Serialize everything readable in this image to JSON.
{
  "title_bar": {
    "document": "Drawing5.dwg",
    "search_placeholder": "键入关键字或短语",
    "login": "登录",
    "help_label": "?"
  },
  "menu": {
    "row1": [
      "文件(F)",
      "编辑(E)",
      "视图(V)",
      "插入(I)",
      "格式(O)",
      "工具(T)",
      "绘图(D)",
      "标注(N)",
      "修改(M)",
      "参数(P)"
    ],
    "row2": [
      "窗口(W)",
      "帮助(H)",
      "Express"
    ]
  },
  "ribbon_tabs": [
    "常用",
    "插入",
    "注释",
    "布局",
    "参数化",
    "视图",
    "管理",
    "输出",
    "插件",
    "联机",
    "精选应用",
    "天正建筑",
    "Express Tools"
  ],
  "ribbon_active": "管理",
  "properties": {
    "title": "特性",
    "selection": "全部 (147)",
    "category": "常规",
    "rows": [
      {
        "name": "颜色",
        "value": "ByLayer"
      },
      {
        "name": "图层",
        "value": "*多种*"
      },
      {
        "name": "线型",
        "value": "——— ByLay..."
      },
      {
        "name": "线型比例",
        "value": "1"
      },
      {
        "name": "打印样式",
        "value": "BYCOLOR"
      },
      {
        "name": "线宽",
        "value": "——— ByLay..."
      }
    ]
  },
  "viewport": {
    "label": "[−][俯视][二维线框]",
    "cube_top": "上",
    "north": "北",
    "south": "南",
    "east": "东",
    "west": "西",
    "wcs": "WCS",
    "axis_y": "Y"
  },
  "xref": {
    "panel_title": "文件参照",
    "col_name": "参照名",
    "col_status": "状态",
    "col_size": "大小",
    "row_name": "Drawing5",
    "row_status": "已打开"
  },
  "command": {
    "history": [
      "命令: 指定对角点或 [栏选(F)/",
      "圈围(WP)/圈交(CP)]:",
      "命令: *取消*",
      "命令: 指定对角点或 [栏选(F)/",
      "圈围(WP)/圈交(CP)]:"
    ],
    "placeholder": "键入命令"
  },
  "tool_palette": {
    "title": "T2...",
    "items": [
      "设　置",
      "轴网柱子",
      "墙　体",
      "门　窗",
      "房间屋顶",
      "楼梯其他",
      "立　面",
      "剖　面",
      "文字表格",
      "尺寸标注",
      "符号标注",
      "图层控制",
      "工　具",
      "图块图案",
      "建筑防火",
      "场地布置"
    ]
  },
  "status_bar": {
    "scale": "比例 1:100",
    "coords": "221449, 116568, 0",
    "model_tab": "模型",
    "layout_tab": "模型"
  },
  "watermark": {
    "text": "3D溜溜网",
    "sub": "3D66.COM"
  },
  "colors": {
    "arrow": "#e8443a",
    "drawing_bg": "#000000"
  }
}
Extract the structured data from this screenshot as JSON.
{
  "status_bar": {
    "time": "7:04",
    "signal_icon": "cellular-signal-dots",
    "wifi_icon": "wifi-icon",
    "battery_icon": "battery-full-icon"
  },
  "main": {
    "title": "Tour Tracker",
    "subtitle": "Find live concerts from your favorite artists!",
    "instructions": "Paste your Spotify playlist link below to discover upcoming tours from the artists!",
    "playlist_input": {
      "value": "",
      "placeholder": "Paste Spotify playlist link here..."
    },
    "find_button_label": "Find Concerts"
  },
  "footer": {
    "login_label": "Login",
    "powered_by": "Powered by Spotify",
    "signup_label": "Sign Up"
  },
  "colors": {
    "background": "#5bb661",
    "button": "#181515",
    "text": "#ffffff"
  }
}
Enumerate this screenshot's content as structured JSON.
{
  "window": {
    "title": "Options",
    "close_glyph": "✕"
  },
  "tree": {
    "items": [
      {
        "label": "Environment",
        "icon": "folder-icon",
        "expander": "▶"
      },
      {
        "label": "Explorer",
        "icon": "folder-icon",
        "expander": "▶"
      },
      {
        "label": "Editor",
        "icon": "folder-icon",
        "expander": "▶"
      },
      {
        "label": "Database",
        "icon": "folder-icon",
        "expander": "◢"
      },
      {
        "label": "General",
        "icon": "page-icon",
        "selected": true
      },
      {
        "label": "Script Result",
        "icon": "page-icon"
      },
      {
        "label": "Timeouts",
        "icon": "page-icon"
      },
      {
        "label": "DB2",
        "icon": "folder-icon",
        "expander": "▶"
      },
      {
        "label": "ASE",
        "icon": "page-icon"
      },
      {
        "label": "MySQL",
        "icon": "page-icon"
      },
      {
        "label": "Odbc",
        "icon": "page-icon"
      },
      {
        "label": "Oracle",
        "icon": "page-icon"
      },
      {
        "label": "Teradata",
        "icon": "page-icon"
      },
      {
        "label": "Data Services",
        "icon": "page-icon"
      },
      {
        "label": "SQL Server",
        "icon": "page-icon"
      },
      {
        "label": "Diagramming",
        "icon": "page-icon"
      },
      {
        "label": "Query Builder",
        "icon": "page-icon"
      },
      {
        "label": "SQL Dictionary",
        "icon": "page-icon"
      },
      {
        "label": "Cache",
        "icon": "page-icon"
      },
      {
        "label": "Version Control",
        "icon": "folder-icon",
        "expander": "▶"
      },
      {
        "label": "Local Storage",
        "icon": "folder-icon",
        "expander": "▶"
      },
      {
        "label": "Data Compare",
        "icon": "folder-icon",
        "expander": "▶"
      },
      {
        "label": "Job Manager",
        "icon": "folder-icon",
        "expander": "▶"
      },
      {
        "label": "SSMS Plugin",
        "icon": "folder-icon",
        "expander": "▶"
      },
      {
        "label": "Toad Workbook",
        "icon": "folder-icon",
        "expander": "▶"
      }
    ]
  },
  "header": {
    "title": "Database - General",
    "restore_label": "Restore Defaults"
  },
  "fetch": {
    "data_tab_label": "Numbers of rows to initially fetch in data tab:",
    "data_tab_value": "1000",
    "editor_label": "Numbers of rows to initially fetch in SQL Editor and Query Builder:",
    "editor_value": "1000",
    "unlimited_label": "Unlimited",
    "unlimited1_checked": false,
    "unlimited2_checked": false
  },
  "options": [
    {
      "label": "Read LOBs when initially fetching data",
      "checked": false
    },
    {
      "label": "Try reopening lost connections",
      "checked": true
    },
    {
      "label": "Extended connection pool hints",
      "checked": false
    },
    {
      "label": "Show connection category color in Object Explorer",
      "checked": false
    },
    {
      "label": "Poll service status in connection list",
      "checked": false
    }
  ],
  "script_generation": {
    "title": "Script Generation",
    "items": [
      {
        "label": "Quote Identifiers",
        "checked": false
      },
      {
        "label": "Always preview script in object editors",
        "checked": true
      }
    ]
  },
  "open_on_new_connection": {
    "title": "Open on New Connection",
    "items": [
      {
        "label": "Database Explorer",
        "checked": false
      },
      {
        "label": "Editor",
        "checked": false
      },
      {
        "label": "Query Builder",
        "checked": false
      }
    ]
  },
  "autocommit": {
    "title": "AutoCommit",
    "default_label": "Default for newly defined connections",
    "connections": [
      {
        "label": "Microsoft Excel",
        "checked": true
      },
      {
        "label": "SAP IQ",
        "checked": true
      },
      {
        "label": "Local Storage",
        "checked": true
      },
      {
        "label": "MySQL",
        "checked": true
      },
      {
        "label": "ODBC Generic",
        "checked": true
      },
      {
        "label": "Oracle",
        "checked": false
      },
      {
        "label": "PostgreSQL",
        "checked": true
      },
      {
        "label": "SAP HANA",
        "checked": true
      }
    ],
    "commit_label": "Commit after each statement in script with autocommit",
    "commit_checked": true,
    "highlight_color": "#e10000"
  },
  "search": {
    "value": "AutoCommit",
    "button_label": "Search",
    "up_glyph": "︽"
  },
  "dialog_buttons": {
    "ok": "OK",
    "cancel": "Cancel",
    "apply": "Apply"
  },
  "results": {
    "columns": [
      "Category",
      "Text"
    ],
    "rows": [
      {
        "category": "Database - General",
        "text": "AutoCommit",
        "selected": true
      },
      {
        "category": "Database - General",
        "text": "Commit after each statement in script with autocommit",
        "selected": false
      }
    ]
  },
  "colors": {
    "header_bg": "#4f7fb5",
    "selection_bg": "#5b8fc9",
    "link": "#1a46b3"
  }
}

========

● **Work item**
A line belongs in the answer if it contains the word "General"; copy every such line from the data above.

● **Result of the task**
        "label": "General",
    "title": "Database - General",
        "category": "Database - General",
        "category": "Database - General",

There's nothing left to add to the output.